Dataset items

=======

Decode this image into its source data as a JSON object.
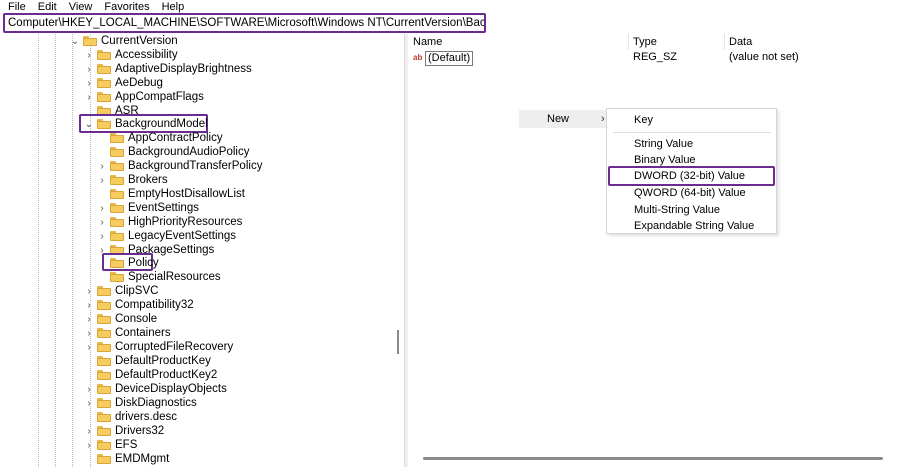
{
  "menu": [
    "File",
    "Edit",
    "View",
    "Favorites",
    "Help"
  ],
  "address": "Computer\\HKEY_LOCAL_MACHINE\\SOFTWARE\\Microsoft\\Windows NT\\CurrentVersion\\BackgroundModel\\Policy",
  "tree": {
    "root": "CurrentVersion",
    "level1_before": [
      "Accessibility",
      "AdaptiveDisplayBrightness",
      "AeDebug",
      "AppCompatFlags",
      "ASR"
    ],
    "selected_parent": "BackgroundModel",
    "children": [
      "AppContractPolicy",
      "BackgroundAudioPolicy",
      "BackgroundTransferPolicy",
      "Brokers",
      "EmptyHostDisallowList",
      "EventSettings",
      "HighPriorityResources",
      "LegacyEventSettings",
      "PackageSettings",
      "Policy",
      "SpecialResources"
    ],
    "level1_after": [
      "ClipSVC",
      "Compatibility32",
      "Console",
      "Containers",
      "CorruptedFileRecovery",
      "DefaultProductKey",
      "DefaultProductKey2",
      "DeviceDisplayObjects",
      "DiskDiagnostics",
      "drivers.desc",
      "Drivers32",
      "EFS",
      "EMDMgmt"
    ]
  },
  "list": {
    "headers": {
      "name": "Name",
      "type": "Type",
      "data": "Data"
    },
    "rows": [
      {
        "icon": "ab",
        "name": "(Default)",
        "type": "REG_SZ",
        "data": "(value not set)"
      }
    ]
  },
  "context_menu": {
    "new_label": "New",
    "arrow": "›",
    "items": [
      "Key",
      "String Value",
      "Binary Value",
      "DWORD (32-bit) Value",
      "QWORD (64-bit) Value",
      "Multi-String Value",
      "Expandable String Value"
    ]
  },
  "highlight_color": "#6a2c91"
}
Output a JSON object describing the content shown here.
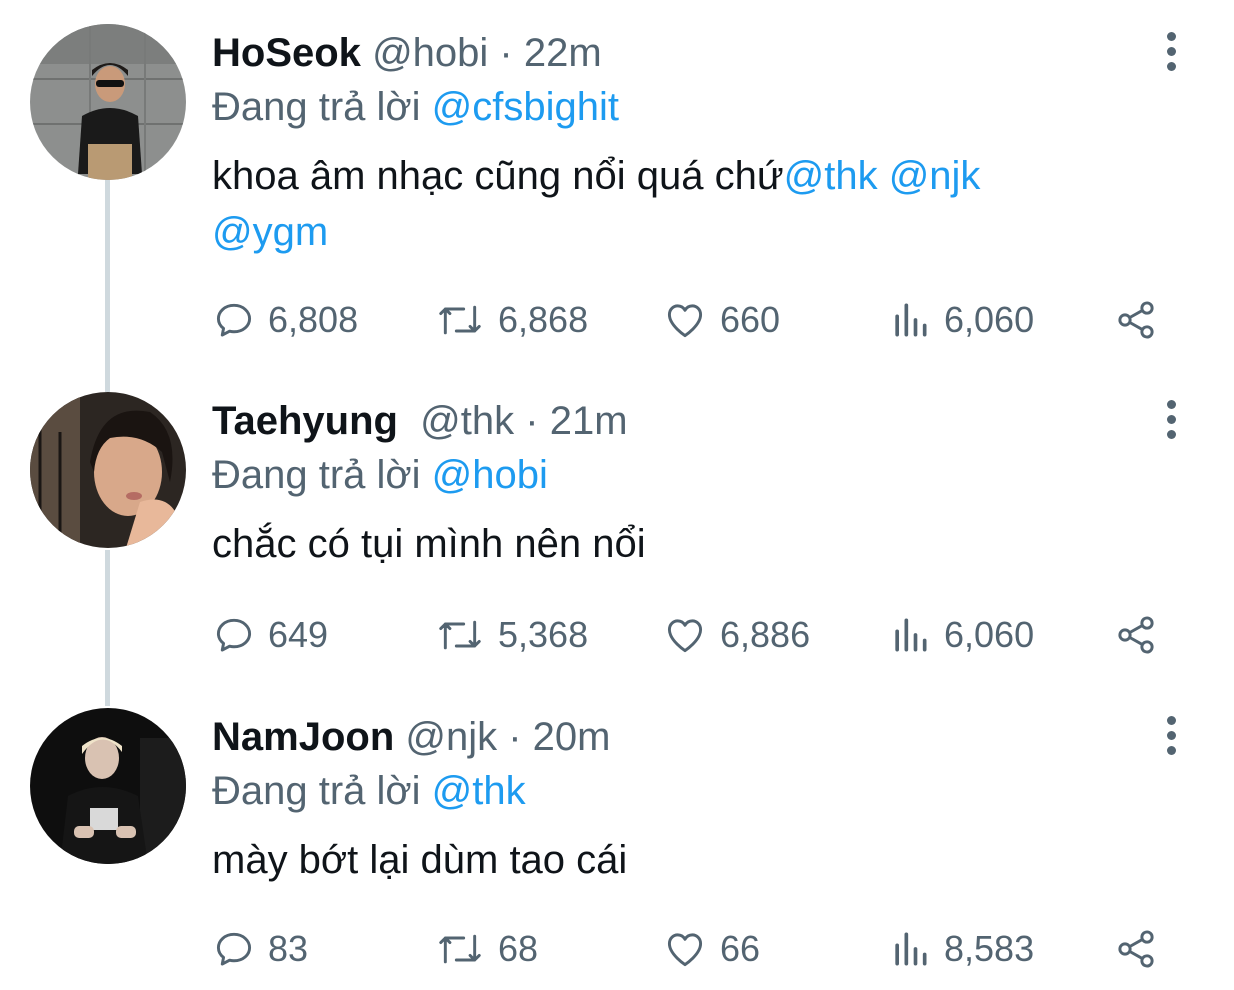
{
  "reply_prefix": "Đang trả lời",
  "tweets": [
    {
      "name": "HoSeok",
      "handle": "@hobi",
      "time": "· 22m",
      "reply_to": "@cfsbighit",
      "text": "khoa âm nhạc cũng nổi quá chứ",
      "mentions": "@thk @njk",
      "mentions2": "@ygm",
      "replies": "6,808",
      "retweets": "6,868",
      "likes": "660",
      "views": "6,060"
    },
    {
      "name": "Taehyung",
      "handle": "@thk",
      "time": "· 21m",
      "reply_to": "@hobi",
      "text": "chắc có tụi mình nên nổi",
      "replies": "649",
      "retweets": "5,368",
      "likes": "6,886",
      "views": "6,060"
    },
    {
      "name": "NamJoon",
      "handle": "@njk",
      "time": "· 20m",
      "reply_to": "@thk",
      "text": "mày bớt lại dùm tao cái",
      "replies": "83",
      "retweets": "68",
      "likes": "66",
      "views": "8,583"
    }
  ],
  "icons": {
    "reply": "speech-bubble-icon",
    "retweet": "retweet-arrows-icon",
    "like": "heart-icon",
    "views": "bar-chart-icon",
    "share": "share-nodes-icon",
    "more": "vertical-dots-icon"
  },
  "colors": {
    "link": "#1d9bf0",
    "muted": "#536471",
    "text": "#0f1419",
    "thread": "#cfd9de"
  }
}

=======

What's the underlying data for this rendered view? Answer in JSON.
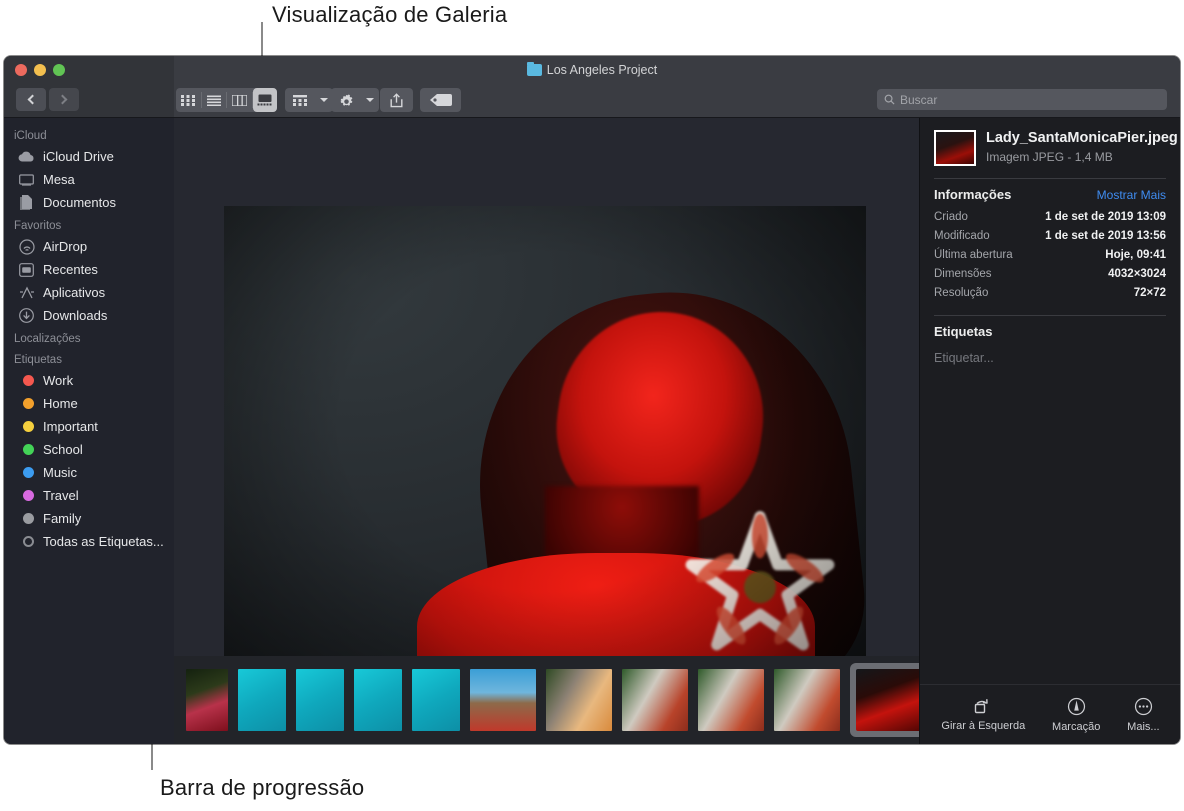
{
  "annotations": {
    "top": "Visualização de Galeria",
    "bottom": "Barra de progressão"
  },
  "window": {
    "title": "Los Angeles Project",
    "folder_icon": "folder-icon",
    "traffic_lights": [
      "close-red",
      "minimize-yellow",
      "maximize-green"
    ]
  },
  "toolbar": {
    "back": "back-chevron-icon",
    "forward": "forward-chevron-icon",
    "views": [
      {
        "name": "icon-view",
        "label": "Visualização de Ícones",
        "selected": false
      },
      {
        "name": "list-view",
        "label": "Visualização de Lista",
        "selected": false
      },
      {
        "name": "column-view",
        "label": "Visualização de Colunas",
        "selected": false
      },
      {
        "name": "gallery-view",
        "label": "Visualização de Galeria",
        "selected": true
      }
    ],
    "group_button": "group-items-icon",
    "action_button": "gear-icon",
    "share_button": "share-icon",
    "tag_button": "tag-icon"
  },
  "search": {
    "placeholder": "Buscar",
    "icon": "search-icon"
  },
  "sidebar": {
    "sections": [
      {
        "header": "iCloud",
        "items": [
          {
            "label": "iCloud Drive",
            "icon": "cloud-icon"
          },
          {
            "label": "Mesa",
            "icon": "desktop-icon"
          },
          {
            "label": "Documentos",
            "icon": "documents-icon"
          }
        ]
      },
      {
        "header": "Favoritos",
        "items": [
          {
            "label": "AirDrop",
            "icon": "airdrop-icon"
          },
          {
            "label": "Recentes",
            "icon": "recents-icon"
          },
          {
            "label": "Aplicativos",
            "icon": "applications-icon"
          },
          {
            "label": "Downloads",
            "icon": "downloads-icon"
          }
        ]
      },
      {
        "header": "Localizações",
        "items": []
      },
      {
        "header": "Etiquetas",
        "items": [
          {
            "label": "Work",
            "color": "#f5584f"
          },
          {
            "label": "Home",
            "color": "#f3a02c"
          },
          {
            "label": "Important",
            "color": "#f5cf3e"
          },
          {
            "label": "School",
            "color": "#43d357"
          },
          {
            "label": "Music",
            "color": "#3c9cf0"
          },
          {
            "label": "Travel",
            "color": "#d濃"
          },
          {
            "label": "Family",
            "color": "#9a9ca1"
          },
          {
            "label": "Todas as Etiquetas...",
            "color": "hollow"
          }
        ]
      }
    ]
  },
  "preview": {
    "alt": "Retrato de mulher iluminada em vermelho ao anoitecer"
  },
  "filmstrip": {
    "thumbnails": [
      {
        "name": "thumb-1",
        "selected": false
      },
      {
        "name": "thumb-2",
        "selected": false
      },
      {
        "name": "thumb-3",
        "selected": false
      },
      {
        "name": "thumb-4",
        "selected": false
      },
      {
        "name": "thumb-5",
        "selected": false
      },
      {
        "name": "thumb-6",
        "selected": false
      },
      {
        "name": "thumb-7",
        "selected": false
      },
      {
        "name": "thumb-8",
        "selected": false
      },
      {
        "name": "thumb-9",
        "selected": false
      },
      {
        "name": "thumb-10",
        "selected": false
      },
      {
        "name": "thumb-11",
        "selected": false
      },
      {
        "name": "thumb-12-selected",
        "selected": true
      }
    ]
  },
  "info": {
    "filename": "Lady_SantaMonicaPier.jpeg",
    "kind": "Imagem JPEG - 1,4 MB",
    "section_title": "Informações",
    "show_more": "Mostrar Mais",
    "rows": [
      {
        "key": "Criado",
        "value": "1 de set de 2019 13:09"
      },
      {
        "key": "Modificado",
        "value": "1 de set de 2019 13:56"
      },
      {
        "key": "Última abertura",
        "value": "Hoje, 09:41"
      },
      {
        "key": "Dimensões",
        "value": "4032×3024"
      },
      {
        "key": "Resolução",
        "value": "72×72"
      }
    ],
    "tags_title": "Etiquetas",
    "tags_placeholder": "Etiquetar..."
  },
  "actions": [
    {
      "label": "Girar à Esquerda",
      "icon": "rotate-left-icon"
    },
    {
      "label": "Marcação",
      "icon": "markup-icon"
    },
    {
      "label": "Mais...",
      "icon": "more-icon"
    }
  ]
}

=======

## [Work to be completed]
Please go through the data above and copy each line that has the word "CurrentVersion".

## [Answer area]
  "address": "Computer\\HKEY_LOCAL_MACHINE\\SOFTWARE\\Microsoft\\Windows NT\\CurrentVersion\\BackgroundModel\\Policy",
    "root": "CurrentVersion",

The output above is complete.